* Listed records
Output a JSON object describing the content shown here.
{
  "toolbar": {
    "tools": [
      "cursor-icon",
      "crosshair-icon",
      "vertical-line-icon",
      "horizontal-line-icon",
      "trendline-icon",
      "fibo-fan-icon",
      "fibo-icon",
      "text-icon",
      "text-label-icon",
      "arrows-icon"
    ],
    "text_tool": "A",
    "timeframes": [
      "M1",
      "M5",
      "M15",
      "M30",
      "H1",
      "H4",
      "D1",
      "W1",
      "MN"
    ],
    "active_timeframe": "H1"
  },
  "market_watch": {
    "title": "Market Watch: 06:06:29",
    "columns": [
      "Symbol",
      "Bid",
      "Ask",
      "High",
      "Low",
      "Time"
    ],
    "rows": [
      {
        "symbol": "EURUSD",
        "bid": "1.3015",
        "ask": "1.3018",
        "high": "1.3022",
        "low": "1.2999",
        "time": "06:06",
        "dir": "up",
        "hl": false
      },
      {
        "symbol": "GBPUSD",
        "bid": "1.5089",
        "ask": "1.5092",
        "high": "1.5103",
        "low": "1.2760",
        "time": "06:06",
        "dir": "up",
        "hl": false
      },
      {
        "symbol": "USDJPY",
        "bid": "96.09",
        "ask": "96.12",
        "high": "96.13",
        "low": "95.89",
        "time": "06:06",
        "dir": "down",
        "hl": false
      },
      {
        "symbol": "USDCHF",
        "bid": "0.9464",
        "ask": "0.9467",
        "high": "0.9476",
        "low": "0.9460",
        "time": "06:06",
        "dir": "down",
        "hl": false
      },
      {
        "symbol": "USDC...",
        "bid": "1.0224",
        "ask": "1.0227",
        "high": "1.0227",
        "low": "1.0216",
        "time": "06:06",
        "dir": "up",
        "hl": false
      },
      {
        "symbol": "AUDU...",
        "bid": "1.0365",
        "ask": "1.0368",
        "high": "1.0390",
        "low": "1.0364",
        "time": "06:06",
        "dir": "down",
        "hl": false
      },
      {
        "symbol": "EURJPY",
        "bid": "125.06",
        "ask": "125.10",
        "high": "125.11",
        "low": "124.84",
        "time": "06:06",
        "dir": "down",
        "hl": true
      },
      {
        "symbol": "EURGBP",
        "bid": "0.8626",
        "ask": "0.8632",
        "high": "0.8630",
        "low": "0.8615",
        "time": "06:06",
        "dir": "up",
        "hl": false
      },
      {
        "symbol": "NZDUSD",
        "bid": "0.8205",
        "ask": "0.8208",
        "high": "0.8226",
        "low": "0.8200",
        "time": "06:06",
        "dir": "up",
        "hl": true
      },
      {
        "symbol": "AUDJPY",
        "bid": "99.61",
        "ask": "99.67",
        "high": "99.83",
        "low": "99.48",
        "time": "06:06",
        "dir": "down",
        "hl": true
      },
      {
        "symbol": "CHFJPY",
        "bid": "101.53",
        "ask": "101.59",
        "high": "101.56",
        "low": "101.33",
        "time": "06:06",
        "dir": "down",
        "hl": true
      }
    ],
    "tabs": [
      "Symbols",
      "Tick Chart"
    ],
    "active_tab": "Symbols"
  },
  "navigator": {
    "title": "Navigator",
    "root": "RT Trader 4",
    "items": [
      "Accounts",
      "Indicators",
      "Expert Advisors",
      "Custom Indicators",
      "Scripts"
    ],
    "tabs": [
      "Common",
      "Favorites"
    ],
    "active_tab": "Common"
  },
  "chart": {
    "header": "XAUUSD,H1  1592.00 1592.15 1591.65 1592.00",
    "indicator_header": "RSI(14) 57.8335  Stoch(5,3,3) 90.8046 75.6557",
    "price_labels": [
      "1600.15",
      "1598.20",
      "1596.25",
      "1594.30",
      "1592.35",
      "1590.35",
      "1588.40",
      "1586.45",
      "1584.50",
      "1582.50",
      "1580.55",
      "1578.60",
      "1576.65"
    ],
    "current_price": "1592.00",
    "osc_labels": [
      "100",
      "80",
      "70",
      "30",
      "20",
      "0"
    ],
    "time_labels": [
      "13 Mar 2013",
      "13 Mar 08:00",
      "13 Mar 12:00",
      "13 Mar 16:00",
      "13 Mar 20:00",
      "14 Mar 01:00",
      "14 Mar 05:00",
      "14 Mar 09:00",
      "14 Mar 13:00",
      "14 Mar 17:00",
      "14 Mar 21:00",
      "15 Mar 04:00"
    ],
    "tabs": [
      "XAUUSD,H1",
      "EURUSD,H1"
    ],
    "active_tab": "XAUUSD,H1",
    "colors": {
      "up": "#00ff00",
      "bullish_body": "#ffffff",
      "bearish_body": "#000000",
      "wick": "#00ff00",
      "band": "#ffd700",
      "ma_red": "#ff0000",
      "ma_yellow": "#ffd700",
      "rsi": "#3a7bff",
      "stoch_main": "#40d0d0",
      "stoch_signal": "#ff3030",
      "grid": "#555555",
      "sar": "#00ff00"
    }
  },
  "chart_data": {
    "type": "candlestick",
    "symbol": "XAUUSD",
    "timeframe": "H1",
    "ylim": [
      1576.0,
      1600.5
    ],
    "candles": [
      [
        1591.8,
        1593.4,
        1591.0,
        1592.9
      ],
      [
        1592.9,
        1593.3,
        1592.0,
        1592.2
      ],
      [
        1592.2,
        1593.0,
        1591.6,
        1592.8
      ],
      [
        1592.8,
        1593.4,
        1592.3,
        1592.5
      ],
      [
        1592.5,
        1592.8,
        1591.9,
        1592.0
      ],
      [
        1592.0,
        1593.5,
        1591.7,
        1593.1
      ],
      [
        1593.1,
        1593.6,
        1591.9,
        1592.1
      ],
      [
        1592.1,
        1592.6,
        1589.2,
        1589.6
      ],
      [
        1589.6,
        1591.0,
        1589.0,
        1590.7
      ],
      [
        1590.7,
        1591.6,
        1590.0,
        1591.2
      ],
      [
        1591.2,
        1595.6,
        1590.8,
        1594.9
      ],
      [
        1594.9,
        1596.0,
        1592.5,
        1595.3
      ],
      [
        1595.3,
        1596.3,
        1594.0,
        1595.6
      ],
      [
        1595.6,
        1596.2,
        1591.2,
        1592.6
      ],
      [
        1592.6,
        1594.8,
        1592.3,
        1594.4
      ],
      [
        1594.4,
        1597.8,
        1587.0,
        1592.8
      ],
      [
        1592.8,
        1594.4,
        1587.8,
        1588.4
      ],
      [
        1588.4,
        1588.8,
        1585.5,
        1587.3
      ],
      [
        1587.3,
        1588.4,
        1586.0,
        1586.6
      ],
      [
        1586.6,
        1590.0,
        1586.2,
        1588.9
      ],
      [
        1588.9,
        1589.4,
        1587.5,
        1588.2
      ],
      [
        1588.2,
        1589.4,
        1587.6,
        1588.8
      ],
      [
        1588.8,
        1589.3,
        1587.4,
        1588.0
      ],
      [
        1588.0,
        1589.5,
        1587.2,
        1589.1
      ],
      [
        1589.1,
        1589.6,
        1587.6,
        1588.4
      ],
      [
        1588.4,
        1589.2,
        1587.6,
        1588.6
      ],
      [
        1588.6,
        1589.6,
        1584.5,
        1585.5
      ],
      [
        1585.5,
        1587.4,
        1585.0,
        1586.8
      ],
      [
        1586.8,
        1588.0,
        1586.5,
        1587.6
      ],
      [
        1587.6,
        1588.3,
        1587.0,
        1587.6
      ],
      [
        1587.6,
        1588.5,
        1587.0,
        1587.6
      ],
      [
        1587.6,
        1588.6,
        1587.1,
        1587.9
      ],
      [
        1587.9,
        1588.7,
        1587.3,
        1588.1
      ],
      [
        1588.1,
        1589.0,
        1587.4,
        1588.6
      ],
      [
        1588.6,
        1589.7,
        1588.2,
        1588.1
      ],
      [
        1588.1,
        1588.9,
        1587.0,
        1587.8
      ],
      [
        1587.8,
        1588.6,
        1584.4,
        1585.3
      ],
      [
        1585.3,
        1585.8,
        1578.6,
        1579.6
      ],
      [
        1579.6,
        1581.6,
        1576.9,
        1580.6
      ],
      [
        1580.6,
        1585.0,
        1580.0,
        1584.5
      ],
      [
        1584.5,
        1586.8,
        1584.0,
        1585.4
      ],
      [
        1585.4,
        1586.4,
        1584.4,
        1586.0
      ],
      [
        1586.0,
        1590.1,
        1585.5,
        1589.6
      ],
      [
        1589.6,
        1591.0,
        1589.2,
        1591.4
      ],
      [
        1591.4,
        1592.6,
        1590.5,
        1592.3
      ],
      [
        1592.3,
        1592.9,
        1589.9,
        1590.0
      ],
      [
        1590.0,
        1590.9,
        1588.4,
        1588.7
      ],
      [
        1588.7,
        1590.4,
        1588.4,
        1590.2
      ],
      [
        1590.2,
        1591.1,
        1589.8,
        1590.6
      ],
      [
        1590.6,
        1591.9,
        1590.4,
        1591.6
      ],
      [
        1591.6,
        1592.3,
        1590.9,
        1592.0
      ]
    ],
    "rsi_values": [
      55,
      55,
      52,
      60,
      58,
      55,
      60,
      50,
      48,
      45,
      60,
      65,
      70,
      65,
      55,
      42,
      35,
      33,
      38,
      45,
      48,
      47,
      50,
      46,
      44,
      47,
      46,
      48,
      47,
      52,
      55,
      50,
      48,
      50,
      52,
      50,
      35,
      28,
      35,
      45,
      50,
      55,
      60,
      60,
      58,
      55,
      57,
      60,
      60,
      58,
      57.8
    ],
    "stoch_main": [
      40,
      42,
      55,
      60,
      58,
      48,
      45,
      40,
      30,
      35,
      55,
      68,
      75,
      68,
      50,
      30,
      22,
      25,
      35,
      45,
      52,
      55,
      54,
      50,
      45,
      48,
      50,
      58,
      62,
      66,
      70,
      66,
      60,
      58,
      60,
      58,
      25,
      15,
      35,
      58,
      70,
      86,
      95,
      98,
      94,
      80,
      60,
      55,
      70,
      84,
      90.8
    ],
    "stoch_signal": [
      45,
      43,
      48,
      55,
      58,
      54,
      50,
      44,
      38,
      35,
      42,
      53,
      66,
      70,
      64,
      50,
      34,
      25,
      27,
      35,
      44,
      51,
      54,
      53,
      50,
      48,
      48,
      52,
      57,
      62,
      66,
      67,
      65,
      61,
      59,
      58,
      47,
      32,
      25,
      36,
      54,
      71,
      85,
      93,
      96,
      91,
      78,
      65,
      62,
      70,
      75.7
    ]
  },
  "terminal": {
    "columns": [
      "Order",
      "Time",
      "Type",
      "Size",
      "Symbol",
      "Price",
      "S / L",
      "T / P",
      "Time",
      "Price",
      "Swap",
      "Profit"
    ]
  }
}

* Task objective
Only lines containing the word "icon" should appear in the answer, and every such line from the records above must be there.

* Result
      "cursor-icon",
      "crosshair-icon",
      "vertical-line-icon",
      "horizontal-line-icon",
      "trendline-icon",
      "fibo-fan-icon",
      "fibo-icon",
      "text-icon",
      "text-label-icon",
      "arrows-icon"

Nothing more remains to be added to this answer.